It is one of the easiest API documentation tools for bringing together guides, documentation, specifications, and diagrams.
- Very easy to use
- A rich gallery of themes
- Irregular updates
This API documentation tool creates API documentation from AsyncAPI 1.x, OpenAPI 2.0, and Swagger 2.0. A new feature on the documentation tool allows you to output HTML directly.
The interface shows a three-column page. The first, second, and third columns contain the explorer, description, and console, respectively. The console is a new feature on the platform for making API calls.
It has a rich lineup of templates that can be customized according to individual needs.
- Non-clustered UI
- Users can create HTML as well as markdowns
- Not so affordable
Just like the name suggests, OpenAPI Viewer is a powerful OpenAPI 3.0 and 2.0 spec, viewer. It also works with or without a framework. One of its biggest perks is its customization, branding, and personalization capacities. Putting things in perspective, one can add external contents like links, forms, images, and different forms of media to the top and bottom of their documents.
- Easily customizable
- Very easy to use
- Supports a lot of authentication like HTTP Bearer and HTTP Basic
- The free version doesn’t contain as many helpful features
RapidDoc has one of the best API documentation tools and UI interfaces.

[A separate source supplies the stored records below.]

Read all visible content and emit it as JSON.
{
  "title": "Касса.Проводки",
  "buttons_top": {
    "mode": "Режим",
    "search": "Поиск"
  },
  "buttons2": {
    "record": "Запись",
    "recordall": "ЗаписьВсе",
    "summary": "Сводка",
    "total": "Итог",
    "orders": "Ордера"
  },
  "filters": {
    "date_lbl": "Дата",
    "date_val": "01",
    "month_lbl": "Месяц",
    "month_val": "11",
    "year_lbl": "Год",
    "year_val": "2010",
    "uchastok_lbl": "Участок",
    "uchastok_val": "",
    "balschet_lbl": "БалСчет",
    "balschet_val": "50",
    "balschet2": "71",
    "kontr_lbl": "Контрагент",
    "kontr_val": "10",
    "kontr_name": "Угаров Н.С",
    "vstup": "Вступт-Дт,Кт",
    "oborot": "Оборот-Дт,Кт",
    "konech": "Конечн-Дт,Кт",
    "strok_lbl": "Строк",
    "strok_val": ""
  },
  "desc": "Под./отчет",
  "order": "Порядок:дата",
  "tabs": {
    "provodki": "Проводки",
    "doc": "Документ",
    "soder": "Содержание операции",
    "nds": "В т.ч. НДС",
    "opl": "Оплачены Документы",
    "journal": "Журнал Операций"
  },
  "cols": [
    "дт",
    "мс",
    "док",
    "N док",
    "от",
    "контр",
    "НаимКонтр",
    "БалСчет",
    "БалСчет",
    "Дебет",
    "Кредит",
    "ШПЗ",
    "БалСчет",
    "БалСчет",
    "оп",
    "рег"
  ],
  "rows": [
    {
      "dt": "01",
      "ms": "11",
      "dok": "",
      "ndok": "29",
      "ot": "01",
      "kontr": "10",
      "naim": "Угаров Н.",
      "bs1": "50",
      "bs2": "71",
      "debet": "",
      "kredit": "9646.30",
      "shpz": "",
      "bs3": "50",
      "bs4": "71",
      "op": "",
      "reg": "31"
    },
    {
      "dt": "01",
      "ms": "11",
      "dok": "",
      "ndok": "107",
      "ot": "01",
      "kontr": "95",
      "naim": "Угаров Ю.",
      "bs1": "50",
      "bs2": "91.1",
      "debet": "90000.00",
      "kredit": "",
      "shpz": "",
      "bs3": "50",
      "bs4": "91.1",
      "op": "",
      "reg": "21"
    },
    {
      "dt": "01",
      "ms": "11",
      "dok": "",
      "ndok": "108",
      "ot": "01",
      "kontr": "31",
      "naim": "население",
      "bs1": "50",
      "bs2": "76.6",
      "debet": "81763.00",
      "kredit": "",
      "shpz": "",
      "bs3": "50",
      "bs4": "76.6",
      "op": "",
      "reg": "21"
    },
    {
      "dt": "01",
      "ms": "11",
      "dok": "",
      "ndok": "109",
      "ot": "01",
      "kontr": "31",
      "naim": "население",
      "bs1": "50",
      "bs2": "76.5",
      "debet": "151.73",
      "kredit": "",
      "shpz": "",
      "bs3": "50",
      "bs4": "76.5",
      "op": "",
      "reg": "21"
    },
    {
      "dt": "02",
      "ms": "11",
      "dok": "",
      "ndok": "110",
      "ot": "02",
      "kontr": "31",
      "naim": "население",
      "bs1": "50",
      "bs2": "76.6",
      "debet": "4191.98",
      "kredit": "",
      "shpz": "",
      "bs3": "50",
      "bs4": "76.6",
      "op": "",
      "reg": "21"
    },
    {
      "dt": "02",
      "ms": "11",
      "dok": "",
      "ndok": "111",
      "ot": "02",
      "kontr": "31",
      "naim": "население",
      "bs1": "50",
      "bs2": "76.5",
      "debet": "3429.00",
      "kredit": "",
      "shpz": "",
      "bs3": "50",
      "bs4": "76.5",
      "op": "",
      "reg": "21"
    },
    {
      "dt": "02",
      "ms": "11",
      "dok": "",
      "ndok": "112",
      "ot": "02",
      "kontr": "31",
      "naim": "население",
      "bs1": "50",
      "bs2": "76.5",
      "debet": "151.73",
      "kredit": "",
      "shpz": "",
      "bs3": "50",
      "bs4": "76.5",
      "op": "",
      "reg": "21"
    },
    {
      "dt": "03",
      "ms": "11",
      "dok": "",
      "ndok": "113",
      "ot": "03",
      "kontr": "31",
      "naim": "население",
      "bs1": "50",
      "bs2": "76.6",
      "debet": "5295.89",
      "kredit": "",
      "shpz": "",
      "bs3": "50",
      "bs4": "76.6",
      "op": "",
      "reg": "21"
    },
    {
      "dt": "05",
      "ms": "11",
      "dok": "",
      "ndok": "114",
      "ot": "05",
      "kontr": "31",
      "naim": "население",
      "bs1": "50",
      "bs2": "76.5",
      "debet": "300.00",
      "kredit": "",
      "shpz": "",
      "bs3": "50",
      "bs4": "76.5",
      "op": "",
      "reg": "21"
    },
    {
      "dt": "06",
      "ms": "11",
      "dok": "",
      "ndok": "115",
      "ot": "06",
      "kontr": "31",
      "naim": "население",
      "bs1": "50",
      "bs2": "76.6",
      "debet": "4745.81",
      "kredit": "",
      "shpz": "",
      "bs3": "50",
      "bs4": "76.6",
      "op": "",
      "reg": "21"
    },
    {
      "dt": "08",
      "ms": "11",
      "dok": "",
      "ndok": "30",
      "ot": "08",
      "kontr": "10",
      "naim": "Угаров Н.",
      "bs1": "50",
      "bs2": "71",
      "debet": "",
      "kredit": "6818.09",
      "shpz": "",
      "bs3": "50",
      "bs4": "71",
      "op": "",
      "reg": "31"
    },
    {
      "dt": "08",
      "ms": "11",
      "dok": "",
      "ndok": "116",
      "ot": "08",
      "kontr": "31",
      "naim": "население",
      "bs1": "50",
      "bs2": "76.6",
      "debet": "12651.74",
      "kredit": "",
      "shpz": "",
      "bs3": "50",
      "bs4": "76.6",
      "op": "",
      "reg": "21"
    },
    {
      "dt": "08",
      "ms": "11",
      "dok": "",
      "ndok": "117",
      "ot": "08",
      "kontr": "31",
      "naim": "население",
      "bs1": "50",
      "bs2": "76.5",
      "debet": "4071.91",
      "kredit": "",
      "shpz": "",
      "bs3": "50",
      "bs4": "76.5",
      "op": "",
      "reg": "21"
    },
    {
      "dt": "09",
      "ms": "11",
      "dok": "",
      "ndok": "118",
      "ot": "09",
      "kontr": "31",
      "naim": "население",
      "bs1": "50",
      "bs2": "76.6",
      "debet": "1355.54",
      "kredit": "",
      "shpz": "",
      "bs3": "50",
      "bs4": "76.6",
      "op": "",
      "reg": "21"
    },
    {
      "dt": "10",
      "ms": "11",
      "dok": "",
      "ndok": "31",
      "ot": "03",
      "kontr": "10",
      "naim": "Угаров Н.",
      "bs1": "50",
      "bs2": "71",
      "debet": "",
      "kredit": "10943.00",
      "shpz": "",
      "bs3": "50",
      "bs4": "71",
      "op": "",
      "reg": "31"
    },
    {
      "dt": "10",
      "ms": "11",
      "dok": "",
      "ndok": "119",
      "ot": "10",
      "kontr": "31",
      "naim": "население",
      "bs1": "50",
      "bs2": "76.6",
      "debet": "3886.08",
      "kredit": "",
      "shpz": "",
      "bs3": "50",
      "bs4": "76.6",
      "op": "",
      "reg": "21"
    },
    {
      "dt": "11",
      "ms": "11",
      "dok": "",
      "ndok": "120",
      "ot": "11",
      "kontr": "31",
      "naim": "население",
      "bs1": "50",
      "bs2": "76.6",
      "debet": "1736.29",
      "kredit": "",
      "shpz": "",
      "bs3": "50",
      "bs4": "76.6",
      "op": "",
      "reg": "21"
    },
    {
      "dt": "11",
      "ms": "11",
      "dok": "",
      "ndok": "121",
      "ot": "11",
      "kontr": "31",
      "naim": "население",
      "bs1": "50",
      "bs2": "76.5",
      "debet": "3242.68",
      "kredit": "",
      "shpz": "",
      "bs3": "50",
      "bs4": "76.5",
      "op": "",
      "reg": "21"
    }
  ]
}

This interface is structured like that of SwaggerUI, such that you have a single column with collapsible bars. Each bar contains a console and its corresponding JSON payloads.
The flexibility of this tool allows you to customize the theme, colors, and font of your documents and UI interface. There is also a provision for embedding external HTML code in the document.
- Great looking UI
- Comes with a lot of themes
- Web component standard
- Integrated console
- Supports Markdown
- Does not support a wide range of extensions
How to choose the right tool?
Identify what your goal(s) are
- To provide a specific experience to users (code samples, language selection options, copy functionality, interactivity)
- To showcase APIs alongside documentation
- To make life easy for documentation authors
- To provide users with try-out possibilities / functionalities to play around with your APIs
What pain points will you come up against?
- Technical learning curve to achieve desired outcome
- Coming up against a paywall for useful features or flexibility
- Unable to grow outside the constraints of the tool as your API program expands
- Security policies
- What content to include and how to structure it
Any software developer who is serious about their work should make sure they have access to good documentation tools. There are a wide variety of free Software as a Service ( SaaS ) products that can help you with this task. And yes, there are even some free tools that you can use on your own server if you want to.
When you create an app, you also have to make sure people can use it. A step in that process is documentation. Documentation usually involves writing about the purpose of each function as well as the required and optional parameters. If your application is particularly complex or feature-rich, this may be a daunting task. Thankfully, there are quite a few tools that can help you with documentation. You’ve heard of Apiary before and Draft has been out for some time to generate docs in multiple languages through templates.